• _REQUIRED WORK_: The answer should match the entries that follow exactly, except that no image appears in it.

• _RECORDS SHOWN_:
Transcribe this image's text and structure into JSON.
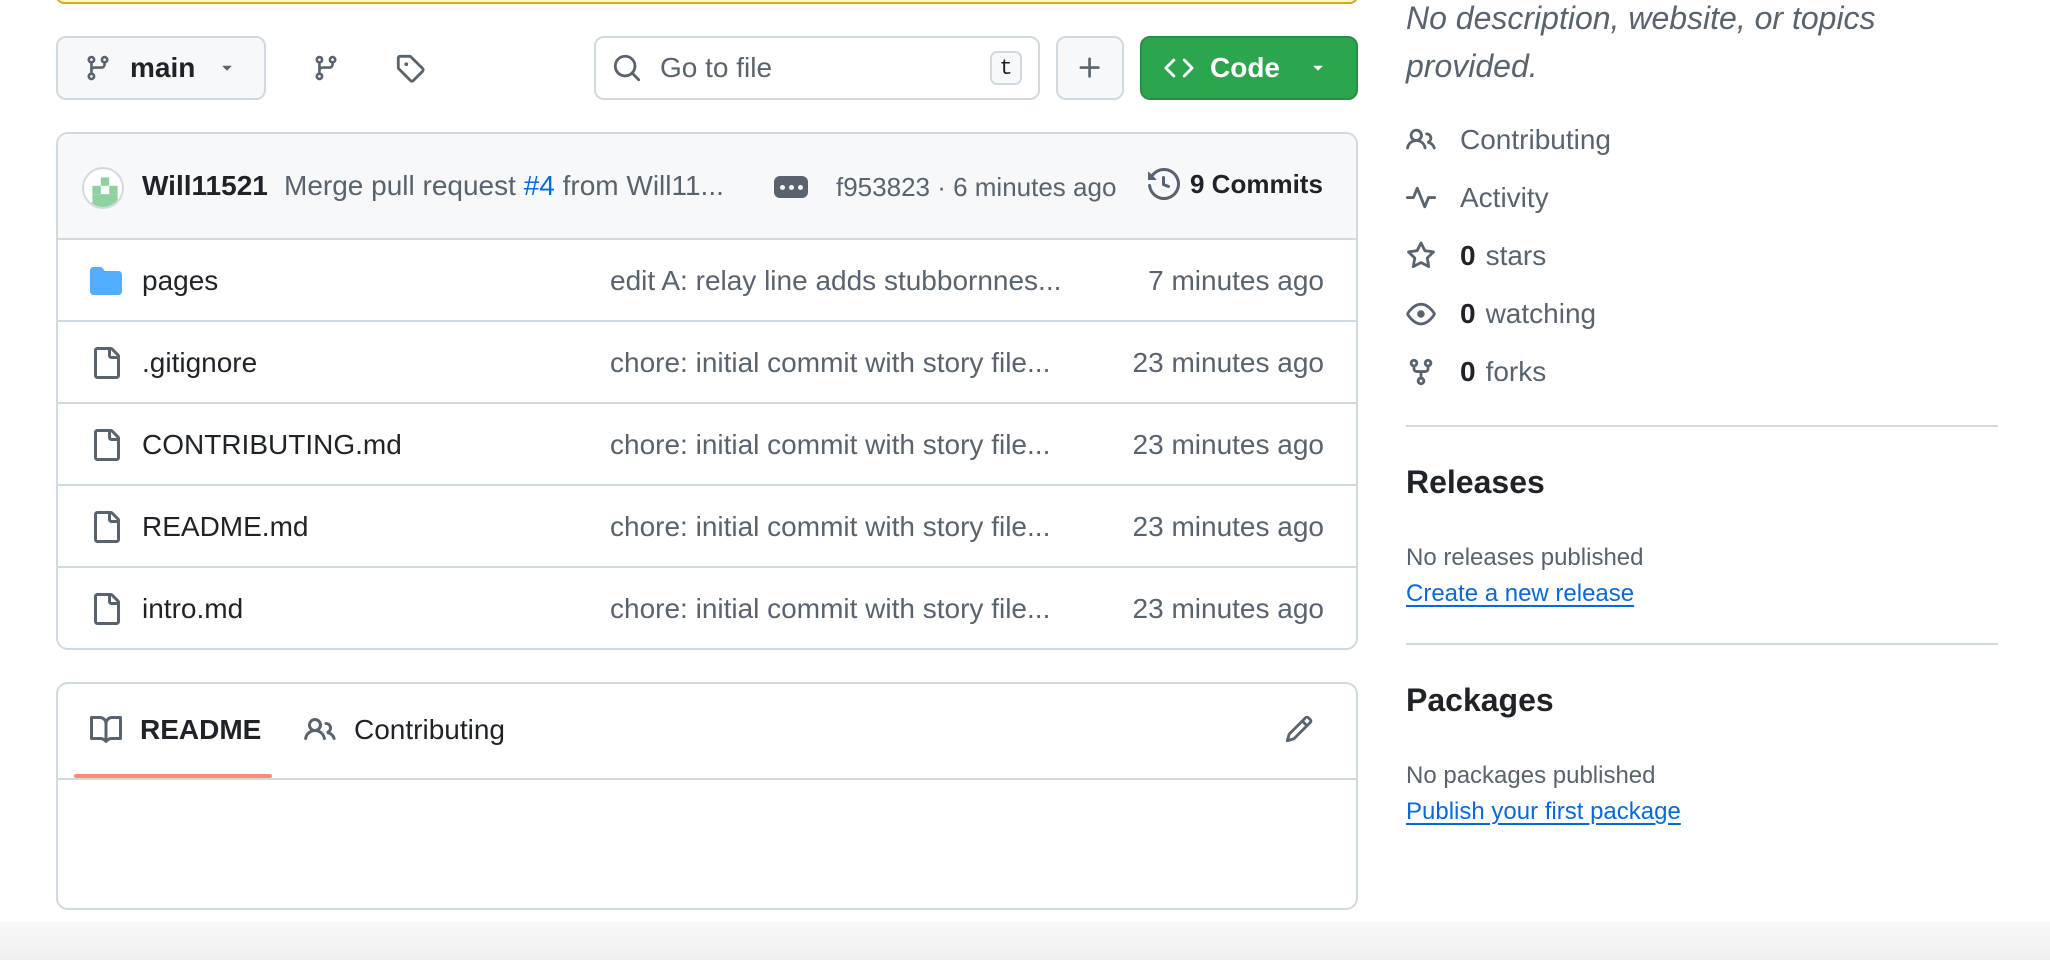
{
  "toolbar": {
    "branch": "main",
    "search_placeholder": "Go to file",
    "search_shortcut": "t",
    "code_label": "Code"
  },
  "latest_commit": {
    "author": "Will11521",
    "message_prefix": "Merge pull request",
    "pr_ref": "#4",
    "message_suffix": "from Will11...",
    "sha_time": "f953823 · 6 minutes ago",
    "commits_label": "9 Commits"
  },
  "files": [
    {
      "type": "folder",
      "name": "pages",
      "message": "edit A: relay line adds stubbornnes...",
      "time": "7 minutes ago"
    },
    {
      "type": "file",
      "name": ".gitignore",
      "message": "chore: initial commit with story file...",
      "time": "23 minutes ago"
    },
    {
      "type": "file",
      "name": "CONTRIBUTING.md",
      "message": "chore: initial commit with story file...",
      "time": "23 minutes ago"
    },
    {
      "type": "file",
      "name": "README.md",
      "message": "chore: initial commit with story file...",
      "time": "23 minutes ago"
    },
    {
      "type": "file",
      "name": "intro.md",
      "message": "chore: initial commit with story file...",
      "time": "23 minutes ago"
    }
  ],
  "readme": {
    "tabs": [
      "README",
      "Contributing"
    ]
  },
  "sidebar": {
    "about_description": "No description, website, or topics provided.",
    "contributing": "Contributing",
    "activity": "Activity",
    "stars_count": "0",
    "stars_label": "stars",
    "watching_count": "0",
    "watching_label": "watching",
    "forks_count": "0",
    "forks_label": "forks",
    "releases_heading": "Releases",
    "releases_note": "No releases published",
    "releases_link": "Create a new release",
    "packages_heading": "Packages",
    "packages_note": "No packages published",
    "packages_link": "Publish your first package"
  },
  "colors": {
    "accent": "#0969da",
    "success": "#2da44e",
    "folder": "#54aeff",
    "tab_underline": "#fd8c73",
    "warning_border": "#d4a72c"
  }
}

• _RESPONSE TO THIS EXERCISE_:
Transcribe this image's text and structure into JSON.
{
  "toolbar": {
    "branch": "main",
    "search_placeholder": "Go to file",
    "search_shortcut": "t",
    "code_label": "Code"
  },
  "latest_commit": {
    "author": "Will11521",
    "message_prefix": "Merge pull request",
    "pr_ref": "#4",
    "message_suffix": "from Will11...",
    "sha_time": "f953823 · 6 minutes ago",
    "commits_label": "9 Commits"
  },
  "files": [
    {
      "type": "folder",
      "name": "pages",
      "message": "edit A: relay line adds stubbornnes...",
      "time": "7 minutes ago"
    },
    {
      "type": "file",
      "name": ".gitignore",
      "message": "chore: initial commit with story file...",
      "time": "23 minutes ago"
    },
    {
      "type": "file",
      "name": "CONTRIBUTING.md",
      "message": "chore: initial commit with story file...",
      "time": "23 minutes ago"
    },
    {
      "type": "file",
      "name": "README.md",
      "message": "chore: initial commit with story file...",
      "time": "23 minutes ago"
    },
    {
      "type": "file",
      "name": "intro.md",
      "message": "chore: initial commit with story file...",
      "time": "23 minutes ago"
    }
  ],
  "readme": {
    "tabs": [
      "README",
      "Contributing"
    ]
  },
  "sidebar": {
    "about_description": "No description, website, or topics provided.",
    "contributing": "Contributing",
    "activity": "Activity",
    "stars_count": "0",
    "stars_label": "stars",
    "watching_count": "0",
    "watching_label": "watching",
    "forks_count": "0",
    "forks_label": "forks",
    "releases_heading": "Releases",
    "releases_note": "No releases published",
    "releases_link": "Create a new release",
    "packages_heading": "Packages",
    "packages_note": "No packages published",
    "packages_link": "Publish your first package"
  },
  "colors": {
    "accent": "#0969da",
    "success": "#2da44e",
    "folder": "#54aeff",
    "tab_underline": "#fd8c73",
    "warning_border": "#d4a72c"
  }
}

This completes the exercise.